= Beginning of Section =

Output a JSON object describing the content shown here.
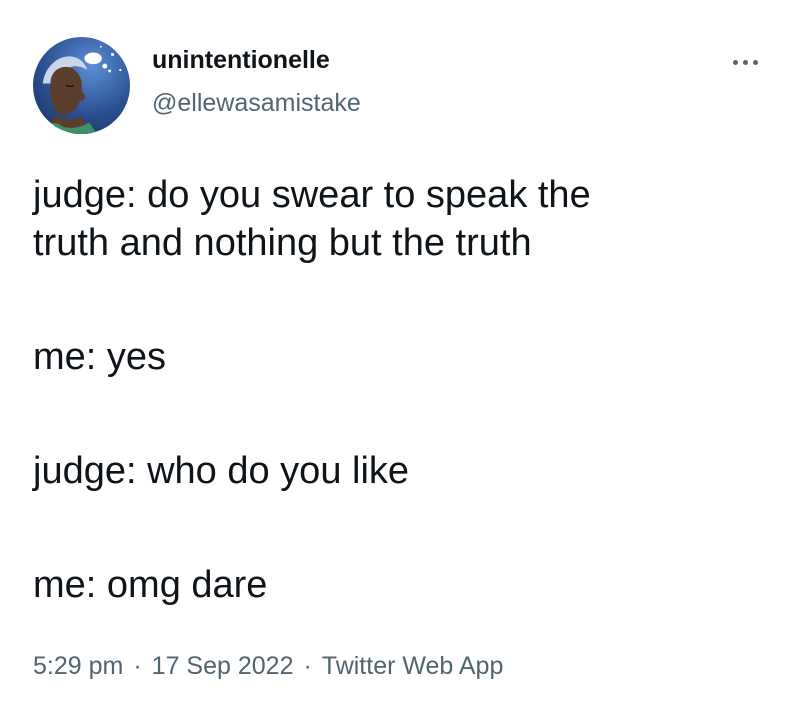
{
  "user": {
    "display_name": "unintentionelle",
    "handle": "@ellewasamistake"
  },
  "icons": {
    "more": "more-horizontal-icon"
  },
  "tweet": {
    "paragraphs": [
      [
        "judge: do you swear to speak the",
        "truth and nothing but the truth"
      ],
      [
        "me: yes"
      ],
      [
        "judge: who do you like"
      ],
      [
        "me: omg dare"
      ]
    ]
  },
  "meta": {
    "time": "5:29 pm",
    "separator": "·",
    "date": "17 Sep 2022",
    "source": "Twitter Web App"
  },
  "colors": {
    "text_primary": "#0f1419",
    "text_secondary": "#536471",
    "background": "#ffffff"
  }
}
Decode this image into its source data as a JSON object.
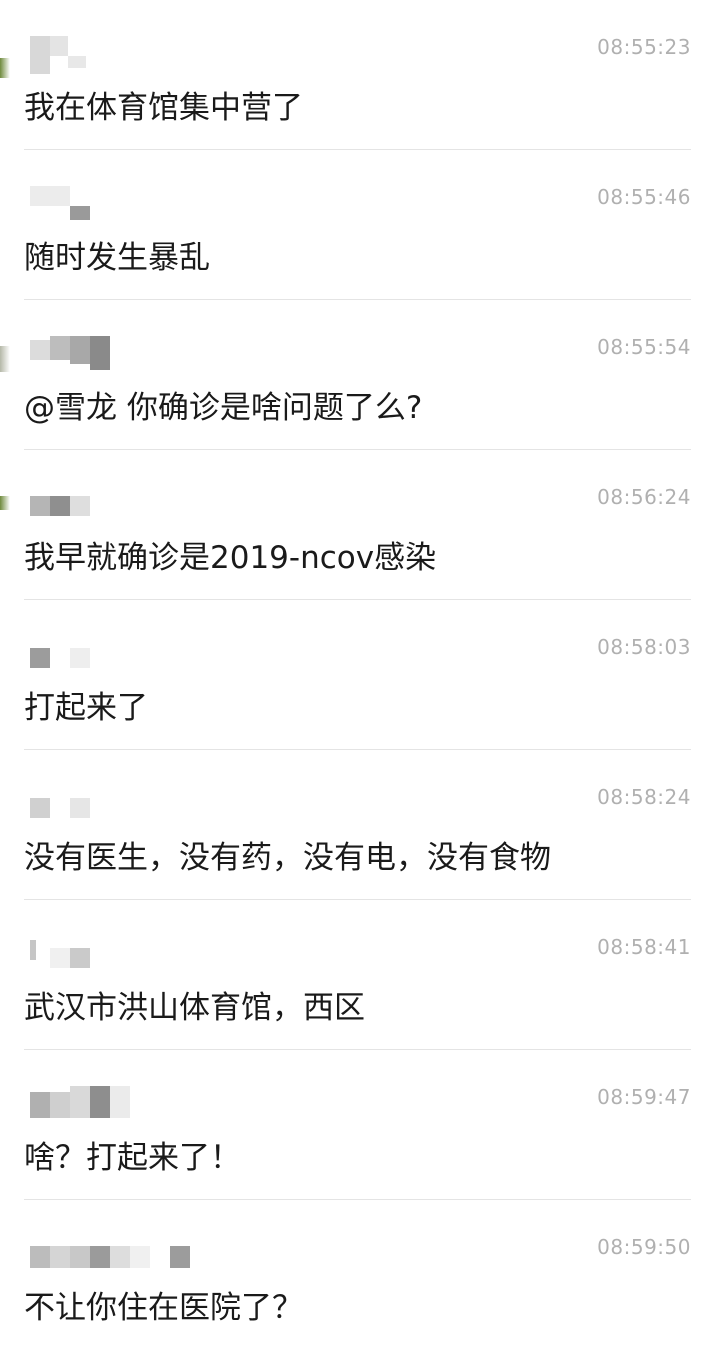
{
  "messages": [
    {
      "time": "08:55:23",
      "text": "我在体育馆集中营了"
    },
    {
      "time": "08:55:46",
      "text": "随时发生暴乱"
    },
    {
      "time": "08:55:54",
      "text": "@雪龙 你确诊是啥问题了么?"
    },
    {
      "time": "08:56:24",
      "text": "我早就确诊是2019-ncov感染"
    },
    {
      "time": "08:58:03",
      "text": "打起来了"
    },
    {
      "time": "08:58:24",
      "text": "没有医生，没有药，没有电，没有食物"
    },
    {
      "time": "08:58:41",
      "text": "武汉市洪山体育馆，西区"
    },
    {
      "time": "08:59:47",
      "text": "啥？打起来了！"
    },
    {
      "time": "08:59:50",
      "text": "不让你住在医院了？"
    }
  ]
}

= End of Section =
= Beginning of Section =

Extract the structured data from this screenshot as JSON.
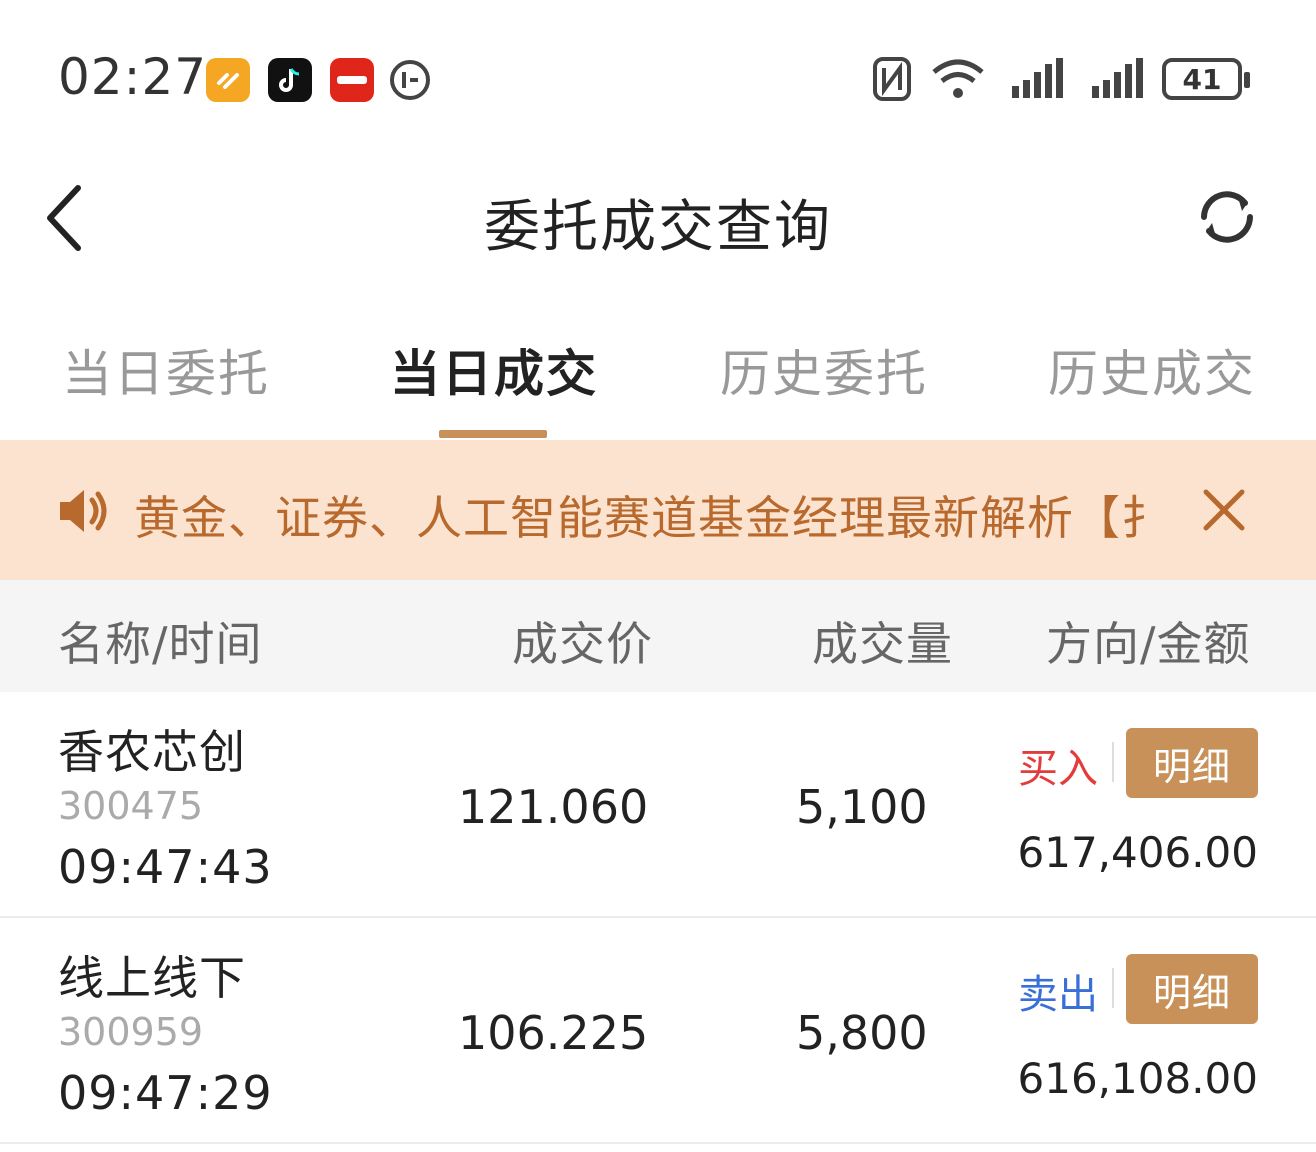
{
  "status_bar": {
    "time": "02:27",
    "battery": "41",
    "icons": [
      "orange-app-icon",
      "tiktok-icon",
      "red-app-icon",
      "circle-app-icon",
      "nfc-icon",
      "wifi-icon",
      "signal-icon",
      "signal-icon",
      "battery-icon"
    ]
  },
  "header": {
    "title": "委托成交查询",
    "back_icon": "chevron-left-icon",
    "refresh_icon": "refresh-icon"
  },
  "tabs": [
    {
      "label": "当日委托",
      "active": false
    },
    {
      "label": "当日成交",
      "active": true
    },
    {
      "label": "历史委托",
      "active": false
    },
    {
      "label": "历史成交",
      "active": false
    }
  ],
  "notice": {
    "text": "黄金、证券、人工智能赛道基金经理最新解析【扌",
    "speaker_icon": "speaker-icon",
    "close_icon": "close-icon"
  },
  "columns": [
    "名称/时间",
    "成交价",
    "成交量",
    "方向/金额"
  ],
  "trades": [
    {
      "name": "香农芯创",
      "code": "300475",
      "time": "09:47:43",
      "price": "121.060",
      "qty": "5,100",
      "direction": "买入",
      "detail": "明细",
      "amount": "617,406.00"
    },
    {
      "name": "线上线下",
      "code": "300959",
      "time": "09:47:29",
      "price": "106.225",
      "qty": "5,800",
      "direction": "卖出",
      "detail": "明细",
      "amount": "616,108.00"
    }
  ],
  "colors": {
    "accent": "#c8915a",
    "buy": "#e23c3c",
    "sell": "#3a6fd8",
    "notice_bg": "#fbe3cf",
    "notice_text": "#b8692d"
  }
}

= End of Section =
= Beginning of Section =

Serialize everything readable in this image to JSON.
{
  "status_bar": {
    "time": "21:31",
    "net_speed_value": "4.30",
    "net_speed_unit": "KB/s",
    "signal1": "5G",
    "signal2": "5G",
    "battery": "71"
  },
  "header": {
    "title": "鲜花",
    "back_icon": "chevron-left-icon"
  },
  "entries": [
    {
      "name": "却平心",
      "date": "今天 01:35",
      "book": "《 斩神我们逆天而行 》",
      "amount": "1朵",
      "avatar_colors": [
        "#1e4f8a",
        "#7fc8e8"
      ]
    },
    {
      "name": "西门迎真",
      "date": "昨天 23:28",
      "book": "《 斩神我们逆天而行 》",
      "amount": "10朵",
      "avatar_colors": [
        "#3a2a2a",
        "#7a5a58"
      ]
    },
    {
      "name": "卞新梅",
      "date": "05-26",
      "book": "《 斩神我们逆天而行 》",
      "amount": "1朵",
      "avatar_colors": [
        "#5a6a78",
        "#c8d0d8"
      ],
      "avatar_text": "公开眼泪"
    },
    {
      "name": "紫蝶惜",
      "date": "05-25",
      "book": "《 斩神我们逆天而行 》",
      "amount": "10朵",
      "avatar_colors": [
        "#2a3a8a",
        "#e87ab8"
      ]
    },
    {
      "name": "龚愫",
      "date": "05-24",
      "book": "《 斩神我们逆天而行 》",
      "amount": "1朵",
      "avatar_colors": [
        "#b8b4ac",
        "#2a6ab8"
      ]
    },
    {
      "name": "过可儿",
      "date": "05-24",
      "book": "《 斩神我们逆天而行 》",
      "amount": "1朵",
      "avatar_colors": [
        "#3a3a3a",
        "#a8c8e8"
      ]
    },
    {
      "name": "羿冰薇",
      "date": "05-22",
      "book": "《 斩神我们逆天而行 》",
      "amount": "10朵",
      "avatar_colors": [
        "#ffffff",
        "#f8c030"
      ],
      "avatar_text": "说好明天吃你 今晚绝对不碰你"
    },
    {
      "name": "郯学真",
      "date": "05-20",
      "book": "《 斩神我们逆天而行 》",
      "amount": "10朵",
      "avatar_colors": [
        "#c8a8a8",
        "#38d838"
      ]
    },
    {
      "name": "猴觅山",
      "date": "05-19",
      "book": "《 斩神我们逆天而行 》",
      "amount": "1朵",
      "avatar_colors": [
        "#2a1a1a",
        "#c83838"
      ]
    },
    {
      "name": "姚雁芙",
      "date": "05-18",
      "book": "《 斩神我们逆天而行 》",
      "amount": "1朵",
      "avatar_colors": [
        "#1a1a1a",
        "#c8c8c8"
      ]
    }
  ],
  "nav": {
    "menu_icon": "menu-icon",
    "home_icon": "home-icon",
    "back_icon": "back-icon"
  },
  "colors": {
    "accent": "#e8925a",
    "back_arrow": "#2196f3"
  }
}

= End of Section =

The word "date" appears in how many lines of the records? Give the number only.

11